» **Your objective**: Within the lines below, find those that hold the string "البث" and copy each one.
____________
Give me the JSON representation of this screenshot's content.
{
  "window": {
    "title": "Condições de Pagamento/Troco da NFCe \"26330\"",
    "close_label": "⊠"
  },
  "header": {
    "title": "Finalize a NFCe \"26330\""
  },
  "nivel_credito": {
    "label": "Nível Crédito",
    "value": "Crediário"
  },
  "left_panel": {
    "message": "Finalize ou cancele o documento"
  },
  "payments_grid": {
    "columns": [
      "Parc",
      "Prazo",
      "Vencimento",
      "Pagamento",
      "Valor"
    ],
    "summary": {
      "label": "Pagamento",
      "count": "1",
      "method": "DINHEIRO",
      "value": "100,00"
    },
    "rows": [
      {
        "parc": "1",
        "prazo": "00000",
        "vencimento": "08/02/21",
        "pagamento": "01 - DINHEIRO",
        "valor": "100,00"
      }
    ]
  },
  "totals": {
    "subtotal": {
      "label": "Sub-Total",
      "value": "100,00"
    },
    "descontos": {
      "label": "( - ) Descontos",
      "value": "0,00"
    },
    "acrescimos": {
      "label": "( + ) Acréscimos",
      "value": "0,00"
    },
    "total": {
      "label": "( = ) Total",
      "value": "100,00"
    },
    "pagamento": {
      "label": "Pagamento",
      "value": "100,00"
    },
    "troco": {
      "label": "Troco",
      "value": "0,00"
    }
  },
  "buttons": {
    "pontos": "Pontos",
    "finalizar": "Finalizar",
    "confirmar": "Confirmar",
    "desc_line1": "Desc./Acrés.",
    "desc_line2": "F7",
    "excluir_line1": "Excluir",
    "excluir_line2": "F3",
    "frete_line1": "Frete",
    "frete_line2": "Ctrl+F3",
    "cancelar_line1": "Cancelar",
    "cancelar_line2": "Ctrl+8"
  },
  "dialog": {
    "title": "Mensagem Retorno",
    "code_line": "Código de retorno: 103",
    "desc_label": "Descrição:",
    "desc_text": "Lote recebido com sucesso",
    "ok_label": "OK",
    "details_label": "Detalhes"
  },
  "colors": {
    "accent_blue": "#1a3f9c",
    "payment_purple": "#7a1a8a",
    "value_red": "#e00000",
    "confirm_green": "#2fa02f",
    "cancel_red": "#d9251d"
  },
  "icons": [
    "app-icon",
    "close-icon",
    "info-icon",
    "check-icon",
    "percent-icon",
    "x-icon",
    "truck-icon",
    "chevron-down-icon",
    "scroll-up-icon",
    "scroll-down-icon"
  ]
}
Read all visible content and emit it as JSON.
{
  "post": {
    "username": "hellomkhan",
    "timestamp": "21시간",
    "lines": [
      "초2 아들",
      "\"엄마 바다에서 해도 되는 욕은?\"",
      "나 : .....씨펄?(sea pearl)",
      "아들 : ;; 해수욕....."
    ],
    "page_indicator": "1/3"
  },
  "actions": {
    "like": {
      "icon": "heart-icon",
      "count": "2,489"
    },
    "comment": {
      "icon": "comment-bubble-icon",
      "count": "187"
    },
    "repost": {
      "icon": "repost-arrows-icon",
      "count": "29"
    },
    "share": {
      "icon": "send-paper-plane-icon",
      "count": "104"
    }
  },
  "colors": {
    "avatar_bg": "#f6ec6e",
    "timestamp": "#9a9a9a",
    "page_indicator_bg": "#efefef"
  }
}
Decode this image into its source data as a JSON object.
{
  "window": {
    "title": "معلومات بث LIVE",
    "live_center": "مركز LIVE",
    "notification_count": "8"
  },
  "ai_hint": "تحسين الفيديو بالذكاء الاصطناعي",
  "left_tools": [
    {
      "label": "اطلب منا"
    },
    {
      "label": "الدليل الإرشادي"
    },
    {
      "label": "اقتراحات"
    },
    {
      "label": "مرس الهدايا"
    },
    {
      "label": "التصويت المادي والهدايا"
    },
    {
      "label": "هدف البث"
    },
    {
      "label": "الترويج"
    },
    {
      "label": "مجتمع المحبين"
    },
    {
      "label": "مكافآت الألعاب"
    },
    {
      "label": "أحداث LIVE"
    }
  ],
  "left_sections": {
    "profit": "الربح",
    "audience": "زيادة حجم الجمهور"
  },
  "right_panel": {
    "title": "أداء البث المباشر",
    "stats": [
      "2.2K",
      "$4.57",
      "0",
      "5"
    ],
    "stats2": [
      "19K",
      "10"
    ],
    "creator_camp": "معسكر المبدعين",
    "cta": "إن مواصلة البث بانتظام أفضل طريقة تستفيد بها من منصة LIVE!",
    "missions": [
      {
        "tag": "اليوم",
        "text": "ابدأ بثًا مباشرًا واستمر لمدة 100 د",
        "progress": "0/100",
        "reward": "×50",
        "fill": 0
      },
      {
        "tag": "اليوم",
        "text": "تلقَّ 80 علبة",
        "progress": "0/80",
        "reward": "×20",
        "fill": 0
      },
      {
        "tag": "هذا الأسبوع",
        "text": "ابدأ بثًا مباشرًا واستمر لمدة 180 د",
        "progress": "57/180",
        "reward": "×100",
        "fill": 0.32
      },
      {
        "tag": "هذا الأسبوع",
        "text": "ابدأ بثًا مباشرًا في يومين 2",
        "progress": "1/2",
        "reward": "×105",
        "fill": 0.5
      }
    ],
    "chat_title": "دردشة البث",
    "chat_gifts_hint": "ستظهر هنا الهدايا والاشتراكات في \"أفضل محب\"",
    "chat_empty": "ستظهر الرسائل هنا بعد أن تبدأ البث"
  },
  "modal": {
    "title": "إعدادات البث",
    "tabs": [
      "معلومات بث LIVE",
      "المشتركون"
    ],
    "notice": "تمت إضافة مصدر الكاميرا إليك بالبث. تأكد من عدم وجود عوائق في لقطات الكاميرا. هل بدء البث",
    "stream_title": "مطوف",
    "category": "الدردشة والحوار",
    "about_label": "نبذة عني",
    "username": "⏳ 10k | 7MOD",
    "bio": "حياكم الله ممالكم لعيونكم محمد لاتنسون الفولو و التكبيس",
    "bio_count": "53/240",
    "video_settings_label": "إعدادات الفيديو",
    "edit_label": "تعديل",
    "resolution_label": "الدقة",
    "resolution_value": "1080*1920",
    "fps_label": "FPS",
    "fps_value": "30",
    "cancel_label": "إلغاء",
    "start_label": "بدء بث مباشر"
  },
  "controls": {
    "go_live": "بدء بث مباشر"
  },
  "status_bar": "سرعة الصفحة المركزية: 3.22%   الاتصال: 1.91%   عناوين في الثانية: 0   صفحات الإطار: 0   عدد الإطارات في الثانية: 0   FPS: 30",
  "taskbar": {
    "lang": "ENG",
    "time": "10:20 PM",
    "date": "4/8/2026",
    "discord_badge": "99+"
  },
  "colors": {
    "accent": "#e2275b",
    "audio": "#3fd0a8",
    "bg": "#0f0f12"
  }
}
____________
» **Written answer**:
      "label": "هدف البث"
    "title": "أداء البث المباشر",
    "cta": "إن مواصلة البث بانتظام أفضل طريقة تستفيد بها من منصة LIVE!",
    "chat_title": "دردشة البث",
    "chat_empty": "ستظهر الرسائل هنا بعد أن تبدأ البث"
    "title": "إعدادات البث",
    "notice": "تمت إضافة مصدر الكاميرا إليك بالبث. تأكد من عدم وجود عوائق في لقطات الكاميرا. هل بدء البث",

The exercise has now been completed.